I was shocked and dismayed to read in The New York Times that in its opening weekend Billy Lynn’s Long Halftime Walk “took in a breathtakingly low $930,000 at 1,176 theaters.” Maybe it was the
competition (which included Fantastic Beasts and Where to Find Them). Maybe it was the timing, between a bruising election and the Thanksgiving holiday in the U.S. It seems to have everything one could want in a movie: war, heroism on the battlefield, family, religion, love, sex, food, exceptional vehicles, money, exotic venues, movie-making, crazy driving, sports, excess, guns, drugs, music, injury, passion, entertainment, death, philosophy, and beautiful young people, all directed by multiple-Academy-Award-winning Ang Lee. Oh, and there was also the technology.

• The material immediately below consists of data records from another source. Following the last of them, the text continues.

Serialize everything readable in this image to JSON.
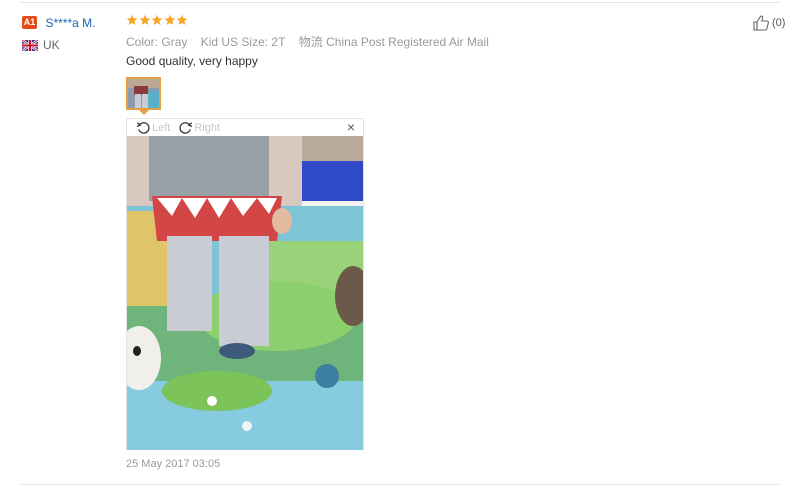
{
  "review": {
    "badge": "A1",
    "username": "S****a M.",
    "country": "UK",
    "rating": 5,
    "color_label": "Color:",
    "color_value": "Gray",
    "size_label": "Kid US Size:",
    "size_value": "2T",
    "shipping_label": "物流",
    "shipping_value": "China Post Registered Air Mail",
    "text": "Good quality, very happy",
    "date": "25 May 2017 03:05",
    "helpful_count": "(0)"
  },
  "viewer": {
    "rotate_left": "Left",
    "rotate_right": "Right",
    "close": "×"
  },
  "colors": {
    "star": "#f5a623",
    "username": "#1a5fb4",
    "badge": "#e64a19",
    "thumb_border": "#e0a040"
  },
  "icons": [
    "user-level-badge",
    "uk-flag-icon",
    "star-icon",
    "rotate-left-icon",
    "rotate-right-icon",
    "close-icon",
    "thumbs-up-icon"
  ]
}
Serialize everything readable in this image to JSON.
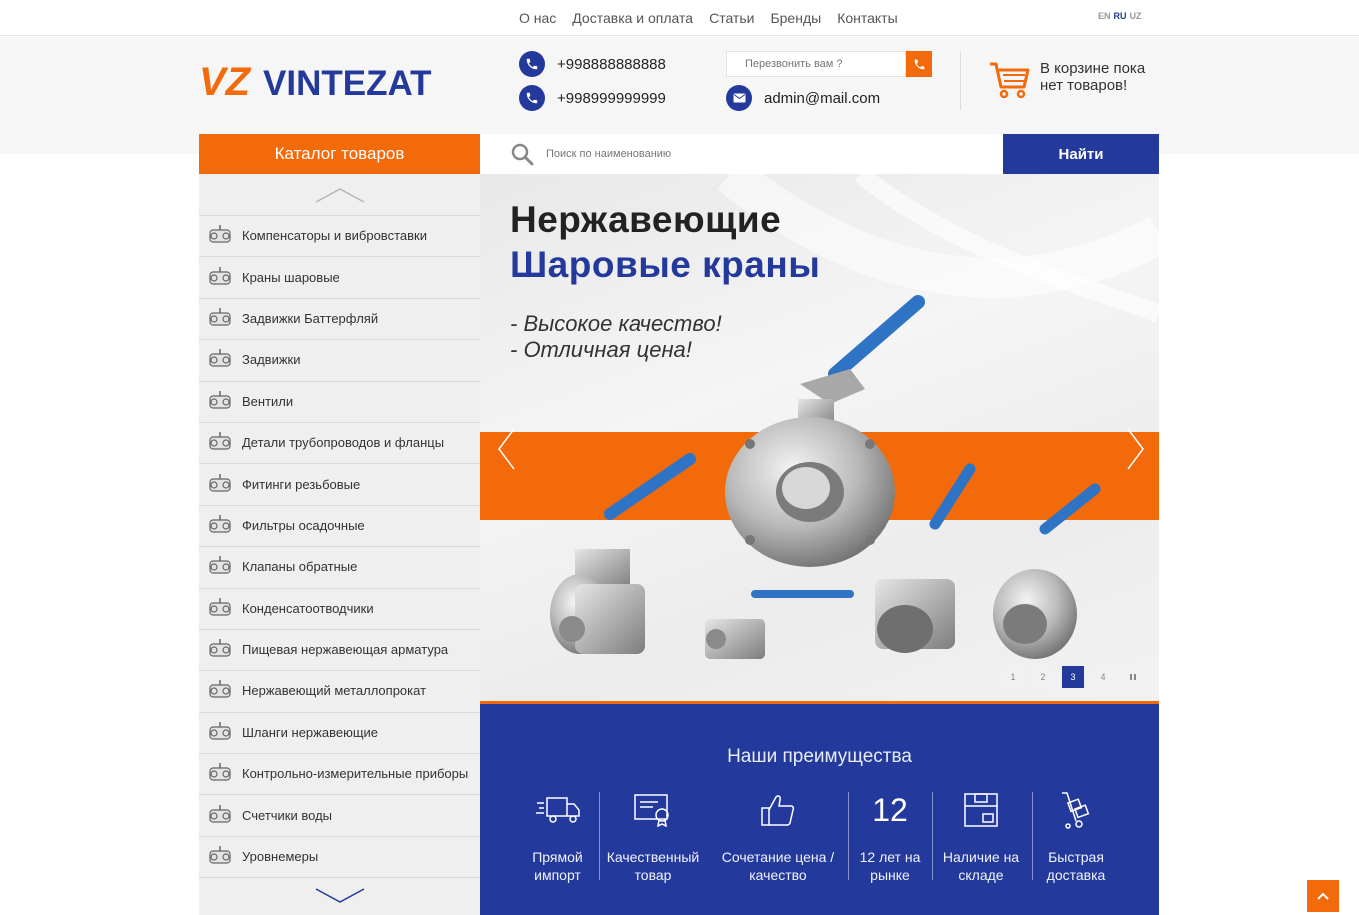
{
  "top_nav": {
    "links": [
      "О нас",
      "Доставка и оплата",
      "Статьи",
      "Бренды",
      "Контакты"
    ],
    "languages": [
      "EN",
      "RU",
      "UZ"
    ],
    "active_language": "RU"
  },
  "header": {
    "logo_mark": "VZ",
    "logo_text": "VINTEZAT",
    "phones": [
      "+998888888888",
      "+998999999999"
    ],
    "email": "admin@mail.com",
    "callback_placeholder": "Перезвонить вам ?",
    "cart_text_line1": "В корзине пока",
    "cart_text_line2": "нет товаров!"
  },
  "catalog": {
    "title": "Каталог товаров",
    "items": [
      "Компенсаторы и вибровставки",
      "Краны шаровые",
      "Задвижки Баттерфляй",
      "Задвижки",
      "Вентили",
      "Детали трубопроводов и фланцы",
      "Фитинги резьбовые",
      "Фильтры осадочные",
      "Клапаны обратные",
      "Конденсатоотводчики",
      "Пищевая нержавеющая арматура",
      "Нержавеющий металлопрокат",
      "Шланги нержавеющие",
      "Контрольно-измерительные приборы",
      "Счетчики воды",
      "Уровнемеры"
    ]
  },
  "search": {
    "placeholder": "Поиск по наименованию",
    "button_label": "Найти"
  },
  "slider": {
    "title_line1": "Нержавеющие",
    "title_line2": "Шаровые краны",
    "tagline1": "- Высокое качество!",
    "tagline2": "- Отличная цена!",
    "pages": [
      "1",
      "2",
      "3",
      "4"
    ],
    "active_page": "3"
  },
  "advantages": {
    "title": "Наши преимущества",
    "items": [
      {
        "line1": "Прямой",
        "line2": "импорт",
        "icon": "truck-icon"
      },
      {
        "line1": "Качественный",
        "line2": "товар",
        "icon": "certificate-icon"
      },
      {
        "line1": "Сочетание цена /",
        "line2": "качество",
        "icon": "thumbs-up-icon"
      },
      {
        "big": "12",
        "line1": "12 лет на",
        "line2": "рынке",
        "icon": ""
      },
      {
        "line1": "Наличие на",
        "line2": "складе",
        "icon": "box-icon"
      },
      {
        "line1": "Быстрая",
        "line2": "доставка",
        "icon": "hand-truck-icon"
      }
    ]
  },
  "colors": {
    "accent_orange": "#f26a0a",
    "brand_blue": "#23399b"
  }
}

In two U.S. movie theaters, Billy Lynn could be seen in 4K spatial resolution in stereoscopic 3D with 120 frames per second per eye and with higher-than-usual dynamic range (from brightest to darkest). That form of exhibition required new servers (to handle roughly 40 times the information of a regular movie), new projectors, and even new screens. In other U.S. theaters, it was seen conventionally (elsewhere in the world there were other possible combinations of spatial resolution, depth, frame rate, and dynamic range, not to mention sound). I have now seen both the “super” and “regular” U.S. versions (in that order). I saw the super version from near the rear of the auditorium and the regular from near the front, in both cases in the center of the row. In both cases, I attended free of charge (not for anything to do with the movie), and, in both cases, the director was there, too.
As best I can tell, everything above is factual. There has been a great deal of discussion of the sensation of seeing the movie, however, so I thought I would add my personal feelings about what I saw. As what I saw was directed, let me begin with a thought experiment. Think of your three favorite movie directors of all time. Now think of your favorite movie by each of those directors. Finally, consider what you might have thought of each of those movies had it been directed by one of the other two. If you’re like me, that last thought experiment might produce less than positive results. Different directors have different ways of doing things. It’s not possible for me to consider the technology separately from the direction, but, having seen both the super and regular versions, I can note differences.
I thought both the super and regular versions of Billy Lynn were very good movies, but I also felt they were different movies. The plot was clearly the same, but watching the super version I had the sensation of being a fly on the wall, observing the action; watching the regular version I had the sensation of watching a movie.
Seeing the super version, I had a visceral reaction. I thought that might have been due to the technology’s making the battle scenes seem more realistic. Perhaps it did, but I didn’t feel the battle scenes were that different in the regular version. Maybe they were still raising my adrenaline level; maybe, because I have never experienced military battle, I couldn’t tell which version of those scenes seemed more realistic. Football players on their field were noticeably more realistic to me in the super version, and there was noticeable (but not particularly objectionable) motion judder in the regular version, but those scenes didn’t evoke that different a sensation from me, either; I’m not a football player, and what happens on the field during the game is not central to the plot.
Rather, to my surprise, it was moments with low motion and seemingly low significant detail and low dynamic range that seemed most different to me: the love scene above, scenes in an ordinary home, in a conference room, in a dining hall, etc. Watching the super version, I felt better able to understand the emotions of the title character. And he seemed younger to me in the super version, too.
There was one scene I preferred in the regular version. It was the second scene of the movie (and the first to be shot), so maybe I wasn’t yet accustomed to the super-version look, or maybe the production team was not yet accustomed to capturing it. And there was a scene near the end of the movie that I much preferred in the super version. It was shot unusually, but in the super version the point of the unusual shooting seemed clear; in the regular version it seemed to me somewhat intrusive.
If you’re anywhere near either of the movie theaters showing the super version, I highly recommend attending. Whatever you might think of the movie, it’s important to determine what you think of the new technology.
Tags: 120-fps, 4K, Ang Lee, Billy Lynn's Long Halftime Walk, fly on a wall, HDR, like being there, motion judder, S3D